The case returned to the lower court after the Supreme Court declined to hear Google's appeal of a ruling favorable to Oracle. The Obama administration sided with Oracle and encouraged the high court not to hear the case.

The retrial started on Monday morning in California and continued into the afternoon. An Oracle spokesperson said that the parties were engaged in jury selection around 2:00 p.m. ET. One reporter tweeted late in the afternoon that a jury had been chosen.

Developers say that the outcome of the case could have a significant effect on the way software is built.

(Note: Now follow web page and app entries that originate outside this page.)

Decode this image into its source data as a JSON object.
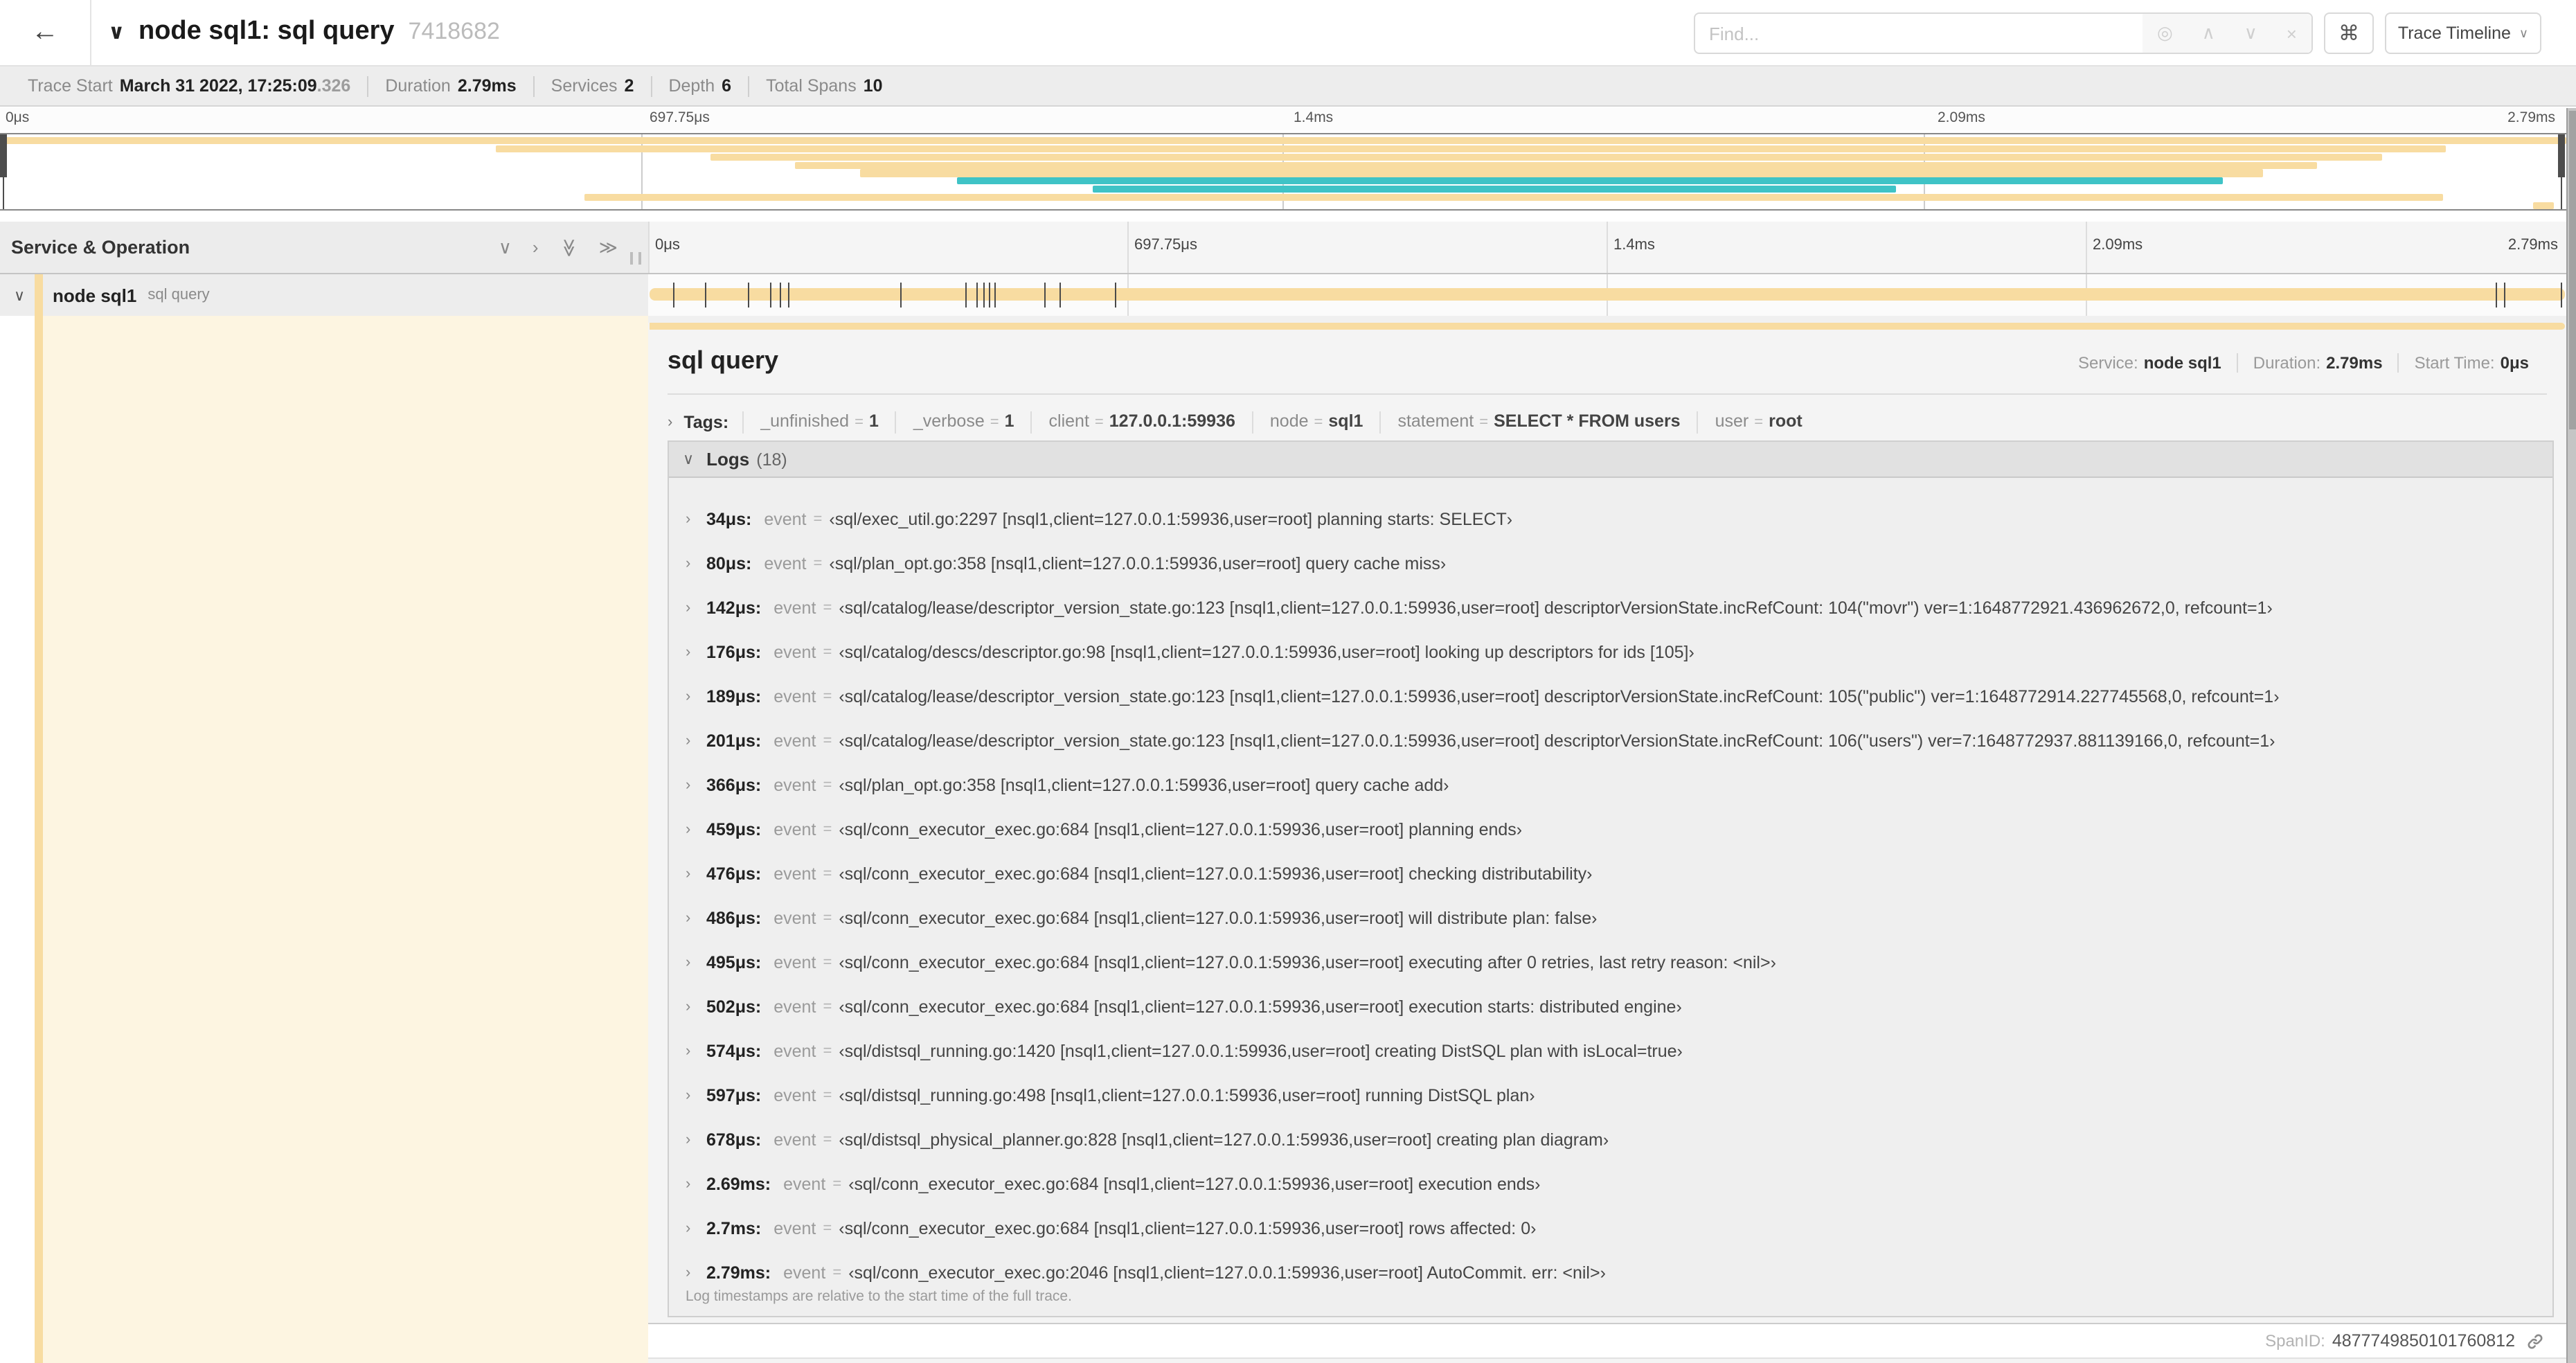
{
  "colors": {
    "tan": "#F8DCA1",
    "teal": "#3FC3C6",
    "cream": "#FDF5E1"
  },
  "icons": {
    "back": "←",
    "chevron_down": "∨",
    "chevron_right": "›",
    "double_chevron": "≫",
    "locate": "◎",
    "up": "∧",
    "down": "∨",
    "clear": "×",
    "command": "⌘"
  },
  "glyphs": {
    "eq": "="
  },
  "header": {
    "title": "node sql1: sql query",
    "trace_id": "7418682",
    "find_placeholder": "Find...",
    "shortcut_label": "⌘",
    "view_button_label": "Trace Timeline"
  },
  "trace_info": {
    "items": [
      {
        "label": "Trace Start",
        "value": "March 31 2022, 17:25:09",
        "suffix": ".326"
      },
      {
        "label": "Duration",
        "value": "2.79ms"
      },
      {
        "label": "Services",
        "value": "2"
      },
      {
        "label": "Depth",
        "value": "6"
      },
      {
        "label": "Total Spans",
        "value": "10"
      }
    ]
  },
  "timeline": {
    "ticks": [
      "0μs",
      "697.75μs",
      "1.4ms",
      "2.09ms",
      "2.79ms"
    ],
    "minimap_rows": [
      {
        "start": 0,
        "end": 100,
        "color": "tan"
      },
      {
        "start": 19.3,
        "end": 95.3,
        "color": "tan"
      },
      {
        "start": 27.7,
        "end": 92.8,
        "color": "tan"
      },
      {
        "start": 31.0,
        "end": 90.3,
        "color": "tan"
      },
      {
        "start": 33.5,
        "end": 88.2,
        "color": "tan"
      },
      {
        "start": 37.3,
        "end": 86.6,
        "color": "teal"
      },
      {
        "start": 42.6,
        "end": 73.9,
        "color": "teal"
      },
      {
        "start": 22.8,
        "end": 95.2,
        "color": "tan"
      },
      {
        "start": 98.7,
        "end": 99.5,
        "color": "tan"
      }
    ]
  },
  "grid": {
    "left_header": "Service & Operation"
  },
  "span_row": {
    "service": "node sql1",
    "operation": "sql query",
    "log_marks_pct": [
      1.2,
      2.9,
      5.1,
      6.3,
      6.8,
      7.2,
      13.1,
      16.5,
      17.1,
      17.4,
      17.7,
      18.0,
      20.6,
      21.4,
      24.3,
      96.4,
      96.8,
      99.8
    ]
  },
  "detail": {
    "title": "sql query",
    "meta": [
      {
        "label": "Service:",
        "value": "node sql1"
      },
      {
        "label": "Duration:",
        "value": "2.79ms"
      },
      {
        "label": "Start Time:",
        "value": "0μs"
      }
    ],
    "tags": {
      "label": "Tags:",
      "items": [
        {
          "key": "_unfinished",
          "value": "1"
        },
        {
          "key": "_verbose",
          "value": "1"
        },
        {
          "key": "client",
          "value": "127.0.0.1:59936"
        },
        {
          "key": "node",
          "value": "sql1"
        },
        {
          "key": "statement",
          "value": "SELECT * FROM users"
        },
        {
          "key": "user",
          "value": "root"
        }
      ]
    },
    "logs": {
      "label": "Logs",
      "count": "(18)",
      "entries": [
        {
          "time": "34μs:",
          "key": "event",
          "value": "‹sql/exec_util.go:2297 [nsql1,client=127.0.0.1:59936,user=root] planning starts: SELECT›"
        },
        {
          "time": "80μs:",
          "key": "event",
          "value": "‹sql/plan_opt.go:358 [nsql1,client=127.0.0.1:59936,user=root] query cache miss›"
        },
        {
          "time": "142μs:",
          "key": "event",
          "value": "‹sql/catalog/lease/descriptor_version_state.go:123 [nsql1,client=127.0.0.1:59936,user=root] descriptorVersionState.incRefCount: 104(\"movr\") ver=1:1648772921.436962672,0, refcount=1›"
        },
        {
          "time": "176μs:",
          "key": "event",
          "value": "‹sql/catalog/descs/descriptor.go:98 [nsql1,client=127.0.0.1:59936,user=root] looking up descriptors for ids [105]›"
        },
        {
          "time": "189μs:",
          "key": "event",
          "value": "‹sql/catalog/lease/descriptor_version_state.go:123 [nsql1,client=127.0.0.1:59936,user=root] descriptorVersionState.incRefCount: 105(\"public\") ver=1:1648772914.227745568,0, refcount=1›"
        },
        {
          "time": "201μs:",
          "key": "event",
          "value": "‹sql/catalog/lease/descriptor_version_state.go:123 [nsql1,client=127.0.0.1:59936,user=root] descriptorVersionState.incRefCount: 106(\"users\") ver=7:1648772937.881139166,0, refcount=1›"
        },
        {
          "time": "366μs:",
          "key": "event",
          "value": "‹sql/plan_opt.go:358 [nsql1,client=127.0.0.1:59936,user=root] query cache add›"
        },
        {
          "time": "459μs:",
          "key": "event",
          "value": "‹sql/conn_executor_exec.go:684 [nsql1,client=127.0.0.1:59936,user=root] planning ends›"
        },
        {
          "time": "476μs:",
          "key": "event",
          "value": "‹sql/conn_executor_exec.go:684 [nsql1,client=127.0.0.1:59936,user=root] checking distributability›"
        },
        {
          "time": "486μs:",
          "key": "event",
          "value": "‹sql/conn_executor_exec.go:684 [nsql1,client=127.0.0.1:59936,user=root] will distribute plan: false›"
        },
        {
          "time": "495μs:",
          "key": "event",
          "value": "‹sql/conn_executor_exec.go:684 [nsql1,client=127.0.0.1:59936,user=root] executing after 0 retries, last retry reason: <nil>›"
        },
        {
          "time": "502μs:",
          "key": "event",
          "value": "‹sql/conn_executor_exec.go:684 [nsql1,client=127.0.0.1:59936,user=root] execution starts: distributed engine›"
        },
        {
          "time": "574μs:",
          "key": "event",
          "value": "‹sql/distsql_running.go:1420 [nsql1,client=127.0.0.1:59936,user=root] creating DistSQL plan with isLocal=true›"
        },
        {
          "time": "597μs:",
          "key": "event",
          "value": "‹sql/distsql_running.go:498 [nsql1,client=127.0.0.1:59936,user=root] running DistSQL plan›"
        },
        {
          "time": "678μs:",
          "key": "event",
          "value": "‹sql/distsql_physical_planner.go:828 [nsql1,client=127.0.0.1:59936,user=root] creating plan diagram›"
        },
        {
          "time": "2.69ms:",
          "key": "event",
          "value": "‹sql/conn_executor_exec.go:684 [nsql1,client=127.0.0.1:59936,user=root] execution ends›"
        },
        {
          "time": "2.7ms:",
          "key": "event",
          "value": "‹sql/conn_executor_exec.go:684 [nsql1,client=127.0.0.1:59936,user=root] rows affected: 0›"
        },
        {
          "time": "2.79ms:",
          "key": "event",
          "value": "‹sql/conn_executor_exec.go:2046 [nsql1,client=127.0.0.1:59936,user=root] AutoCommit. err: <nil>›"
        }
      ],
      "footnote": "Log timestamps are relative to the start time of the full trace."
    },
    "span_id": {
      "label": "SpanID:",
      "value": "4877749850101760812"
    }
  }
}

If the courts ultimately rule that Oracle is able to copyright the Java API, engineers might be uncertain about what they could use — slowing the pace of development.

“Any atmosphere in which there is a significant amount of litigation directed against fundamental programming activity cannot be good for open source or the software industry as a whole, as we’ve seen in the software patent sphere,” the Open Source Initiative told The Hill last summer.

Representatives of the two companies met in April to try and reach a settlement, but were unsuccessful despite the presence of the two companies' CEOs.

"After an earlier run at settling this case failed, the court observed that some cases just need to be tried,” a judge wrote. "This case apparently needs to be tried twice."